Helping After Hurricane Harvey
On Sunday, I headed to the NRG Center with the quilt and a giant bag of puppets and props.
I remembered the same kind of gorgeous, September day 12 years ago when I headed with the quilt to volunteer with Katrina evacuees at the Astrodome.
Both times, I felt anxious and uncertain about how I would be able to help. This time my nerves had the added stress of sitting in traffic for 1.5 hours. I timed my arrival, just as the Texan football fans were exiting the the stadium's numerous lots. I reminded myself that standstill, football traffic, was a lot better than the horrible evacuation traffic 2 weeks earlier.
The huge shelter space seemed impressive compared to what I recalled from the Astrodome, when it held thousands of Katrina evacuees.
But it still felt intimidating, as I headed for one of the 3 shelter areas, to volunteer.
Spreading the Quilt
I chose the area designated for women and children. I entered and spread the quilt next to a long line that was forming, to exit the area.
The women were waiting to meet with Red Cross reps and it seemed to be a slow process. One mother with 5 young children, was more than happy to let her kids get out of line for a little fun distraction on the quilt. Then others came.
Puppets, Songs and Crayons
I felt pretty unplanned and sloppy as I sang some songs and pulled goodies from the bag. I fumbled with my wooden puppet because I had no chair to secure his dancing platform... I pulled out the marionette and his strings were tangled. The quilt kept sliding around on the slick floor... But the kids were sweet and appreciative, asking me where I got my pretty quilt and puppets. They helped untangle strings and adjust the quilt. One little girl ran off to fine a chair. And then they settled in.
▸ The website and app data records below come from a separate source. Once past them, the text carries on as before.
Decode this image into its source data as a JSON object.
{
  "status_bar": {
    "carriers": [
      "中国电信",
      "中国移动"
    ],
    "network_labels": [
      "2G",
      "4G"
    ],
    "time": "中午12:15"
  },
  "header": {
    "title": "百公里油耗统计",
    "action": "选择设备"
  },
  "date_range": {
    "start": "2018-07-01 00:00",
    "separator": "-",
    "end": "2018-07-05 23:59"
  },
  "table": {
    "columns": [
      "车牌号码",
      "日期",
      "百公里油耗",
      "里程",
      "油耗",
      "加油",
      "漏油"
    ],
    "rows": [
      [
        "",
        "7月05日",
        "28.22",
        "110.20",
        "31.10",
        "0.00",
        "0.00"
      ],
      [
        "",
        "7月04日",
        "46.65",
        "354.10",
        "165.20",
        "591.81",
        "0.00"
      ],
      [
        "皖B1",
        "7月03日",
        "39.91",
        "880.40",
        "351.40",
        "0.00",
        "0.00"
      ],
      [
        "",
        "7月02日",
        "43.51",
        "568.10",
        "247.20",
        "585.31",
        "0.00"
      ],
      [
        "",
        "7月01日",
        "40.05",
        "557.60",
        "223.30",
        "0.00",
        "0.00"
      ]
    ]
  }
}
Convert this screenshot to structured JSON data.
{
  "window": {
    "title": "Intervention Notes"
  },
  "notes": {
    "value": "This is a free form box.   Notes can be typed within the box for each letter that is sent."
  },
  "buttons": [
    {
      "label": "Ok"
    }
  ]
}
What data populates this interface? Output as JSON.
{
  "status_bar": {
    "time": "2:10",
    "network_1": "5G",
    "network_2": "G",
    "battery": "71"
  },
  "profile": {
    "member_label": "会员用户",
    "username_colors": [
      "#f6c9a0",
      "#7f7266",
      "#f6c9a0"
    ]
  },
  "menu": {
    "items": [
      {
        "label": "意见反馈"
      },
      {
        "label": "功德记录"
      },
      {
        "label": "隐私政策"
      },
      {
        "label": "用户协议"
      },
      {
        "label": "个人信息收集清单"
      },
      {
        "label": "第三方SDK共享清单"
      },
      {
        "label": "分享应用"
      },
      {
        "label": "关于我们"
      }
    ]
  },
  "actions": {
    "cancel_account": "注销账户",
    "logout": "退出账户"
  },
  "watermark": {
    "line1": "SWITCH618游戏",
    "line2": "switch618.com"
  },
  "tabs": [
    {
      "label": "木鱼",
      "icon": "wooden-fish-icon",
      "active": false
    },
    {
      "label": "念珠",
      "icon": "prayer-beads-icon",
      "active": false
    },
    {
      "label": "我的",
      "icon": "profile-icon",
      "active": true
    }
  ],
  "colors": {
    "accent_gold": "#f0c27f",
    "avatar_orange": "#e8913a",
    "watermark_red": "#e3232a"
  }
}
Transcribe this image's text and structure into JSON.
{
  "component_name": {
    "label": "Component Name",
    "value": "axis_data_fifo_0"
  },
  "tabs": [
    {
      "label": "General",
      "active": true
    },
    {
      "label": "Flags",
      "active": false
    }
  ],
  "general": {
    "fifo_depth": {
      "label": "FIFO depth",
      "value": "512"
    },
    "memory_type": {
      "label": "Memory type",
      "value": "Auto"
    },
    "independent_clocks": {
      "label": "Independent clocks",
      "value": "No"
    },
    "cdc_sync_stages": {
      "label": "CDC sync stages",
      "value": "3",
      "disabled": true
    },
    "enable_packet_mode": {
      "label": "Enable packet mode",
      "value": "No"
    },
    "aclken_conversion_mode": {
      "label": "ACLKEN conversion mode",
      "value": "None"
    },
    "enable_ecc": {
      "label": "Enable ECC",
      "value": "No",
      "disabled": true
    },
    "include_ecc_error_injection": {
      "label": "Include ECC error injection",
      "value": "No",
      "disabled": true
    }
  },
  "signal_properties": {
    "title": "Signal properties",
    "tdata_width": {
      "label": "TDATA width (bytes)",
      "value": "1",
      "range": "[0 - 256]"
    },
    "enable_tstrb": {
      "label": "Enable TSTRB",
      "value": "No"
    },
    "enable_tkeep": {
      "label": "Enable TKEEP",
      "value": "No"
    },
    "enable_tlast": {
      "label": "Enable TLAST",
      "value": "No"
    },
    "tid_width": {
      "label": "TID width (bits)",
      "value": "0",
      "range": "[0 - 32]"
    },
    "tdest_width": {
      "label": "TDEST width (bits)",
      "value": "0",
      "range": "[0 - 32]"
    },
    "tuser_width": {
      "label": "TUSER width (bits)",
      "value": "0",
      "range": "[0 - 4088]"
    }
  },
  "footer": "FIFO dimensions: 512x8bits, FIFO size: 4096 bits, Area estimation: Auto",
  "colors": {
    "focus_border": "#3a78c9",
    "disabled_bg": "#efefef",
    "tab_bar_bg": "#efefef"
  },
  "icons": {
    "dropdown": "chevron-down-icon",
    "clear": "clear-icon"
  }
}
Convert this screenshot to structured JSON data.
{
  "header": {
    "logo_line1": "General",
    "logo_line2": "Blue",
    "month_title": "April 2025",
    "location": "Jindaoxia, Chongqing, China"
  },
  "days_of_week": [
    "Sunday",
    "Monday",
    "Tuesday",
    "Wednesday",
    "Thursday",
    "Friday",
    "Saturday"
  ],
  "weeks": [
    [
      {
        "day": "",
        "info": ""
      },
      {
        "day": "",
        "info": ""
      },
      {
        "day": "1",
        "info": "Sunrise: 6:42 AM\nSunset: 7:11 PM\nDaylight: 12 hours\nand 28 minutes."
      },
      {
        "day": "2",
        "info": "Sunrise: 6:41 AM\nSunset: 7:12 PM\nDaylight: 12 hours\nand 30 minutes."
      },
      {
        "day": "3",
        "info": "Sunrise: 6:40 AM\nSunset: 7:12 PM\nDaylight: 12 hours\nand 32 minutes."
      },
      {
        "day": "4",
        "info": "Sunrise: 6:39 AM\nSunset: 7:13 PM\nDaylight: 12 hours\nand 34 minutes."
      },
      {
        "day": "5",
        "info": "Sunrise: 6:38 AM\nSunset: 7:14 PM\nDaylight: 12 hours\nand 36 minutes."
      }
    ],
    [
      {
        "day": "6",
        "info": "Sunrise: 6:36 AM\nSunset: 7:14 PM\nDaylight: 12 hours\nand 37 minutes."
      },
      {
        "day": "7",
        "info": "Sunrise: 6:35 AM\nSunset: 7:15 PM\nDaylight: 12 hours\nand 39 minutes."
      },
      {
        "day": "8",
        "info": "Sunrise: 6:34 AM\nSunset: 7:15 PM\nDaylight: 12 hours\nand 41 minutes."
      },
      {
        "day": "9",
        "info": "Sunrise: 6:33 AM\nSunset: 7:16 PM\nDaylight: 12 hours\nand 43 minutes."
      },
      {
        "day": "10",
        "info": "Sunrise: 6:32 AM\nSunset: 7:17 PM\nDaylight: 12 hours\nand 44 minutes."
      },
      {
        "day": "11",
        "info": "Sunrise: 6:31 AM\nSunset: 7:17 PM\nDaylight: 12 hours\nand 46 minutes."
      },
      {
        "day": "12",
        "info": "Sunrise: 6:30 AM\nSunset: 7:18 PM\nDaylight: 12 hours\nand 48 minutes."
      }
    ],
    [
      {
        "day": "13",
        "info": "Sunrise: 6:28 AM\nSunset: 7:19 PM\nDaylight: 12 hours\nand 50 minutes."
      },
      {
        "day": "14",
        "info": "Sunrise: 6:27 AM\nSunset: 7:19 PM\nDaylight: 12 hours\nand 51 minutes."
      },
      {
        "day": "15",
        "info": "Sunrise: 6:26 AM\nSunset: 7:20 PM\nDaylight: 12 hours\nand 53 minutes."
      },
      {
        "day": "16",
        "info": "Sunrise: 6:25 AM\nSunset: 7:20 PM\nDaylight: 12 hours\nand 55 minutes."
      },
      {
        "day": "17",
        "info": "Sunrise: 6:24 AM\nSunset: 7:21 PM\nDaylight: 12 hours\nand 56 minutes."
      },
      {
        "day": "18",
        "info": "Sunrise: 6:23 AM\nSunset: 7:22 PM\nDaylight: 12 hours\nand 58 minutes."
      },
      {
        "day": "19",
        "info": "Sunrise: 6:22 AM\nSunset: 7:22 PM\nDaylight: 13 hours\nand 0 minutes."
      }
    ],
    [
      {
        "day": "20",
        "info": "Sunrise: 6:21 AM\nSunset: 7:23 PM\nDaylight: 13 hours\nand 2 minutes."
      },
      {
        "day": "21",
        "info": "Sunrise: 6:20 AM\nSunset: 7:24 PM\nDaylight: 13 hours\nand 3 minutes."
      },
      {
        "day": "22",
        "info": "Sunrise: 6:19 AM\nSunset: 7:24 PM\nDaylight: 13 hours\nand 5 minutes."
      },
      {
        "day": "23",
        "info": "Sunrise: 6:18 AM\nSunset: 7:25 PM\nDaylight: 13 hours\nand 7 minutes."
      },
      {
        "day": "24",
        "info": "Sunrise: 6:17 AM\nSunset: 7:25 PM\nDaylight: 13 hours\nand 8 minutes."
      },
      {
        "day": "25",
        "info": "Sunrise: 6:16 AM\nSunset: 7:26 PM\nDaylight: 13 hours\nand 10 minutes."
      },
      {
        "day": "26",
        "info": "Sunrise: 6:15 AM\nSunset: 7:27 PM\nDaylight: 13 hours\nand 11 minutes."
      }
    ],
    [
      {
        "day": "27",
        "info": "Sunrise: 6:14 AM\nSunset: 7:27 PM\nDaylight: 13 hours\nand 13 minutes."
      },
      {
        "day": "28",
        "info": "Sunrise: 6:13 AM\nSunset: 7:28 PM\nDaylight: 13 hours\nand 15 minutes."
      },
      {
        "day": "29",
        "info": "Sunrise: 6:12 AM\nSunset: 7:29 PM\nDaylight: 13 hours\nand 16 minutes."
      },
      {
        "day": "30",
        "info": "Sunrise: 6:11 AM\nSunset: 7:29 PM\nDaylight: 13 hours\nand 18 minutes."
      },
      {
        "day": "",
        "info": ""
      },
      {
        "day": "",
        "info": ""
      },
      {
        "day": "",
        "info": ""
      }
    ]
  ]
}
One boy asked if his dinosaur could dance with the puppet. Two toddlers with pacifiers sang the ABC's for me. Even a couple moms came and joined in with the crayons and paper and thanked me for coming.
No child or mother shared a story or worry with me. I had no idea what their recent days had been like. I don't know where they came from. But I was glad to see there could still be smiles and a little laughter.
This is the picture I took home with me. A young girl drew the NRG Center with its colorful logo and a heart in the center of the building. She pointed to the stick figures at the bottom and said the shorter one was her. She pointed to the other and said, "This one is you." Then she handed me the drawing and said I could keep it if I wanted.
I was touched.
I stayed until it was dinner time. I was tempted to linger, so I could see how they served food to so many. I was tempted to wander over to the pet area and figure out how that worked. But I already felt out of place, with a few eyes looking towards the woman with carrying a quilt and bag. Even a guard laughed after studying me and said, "Volunteer?" I was sort of glad no one knew for sure.
I got in my car feeling lucky, that I was headed home to my undamaged house. I couldn't help feeling a little guilty, too.
For 20+ years children have called it the Magic Quilt. They've danced and pretended all over these colorful squares. I've dragged it to schools, shelters and studios where children have climbed on top to hear Magic Quilt Stories and to act them out.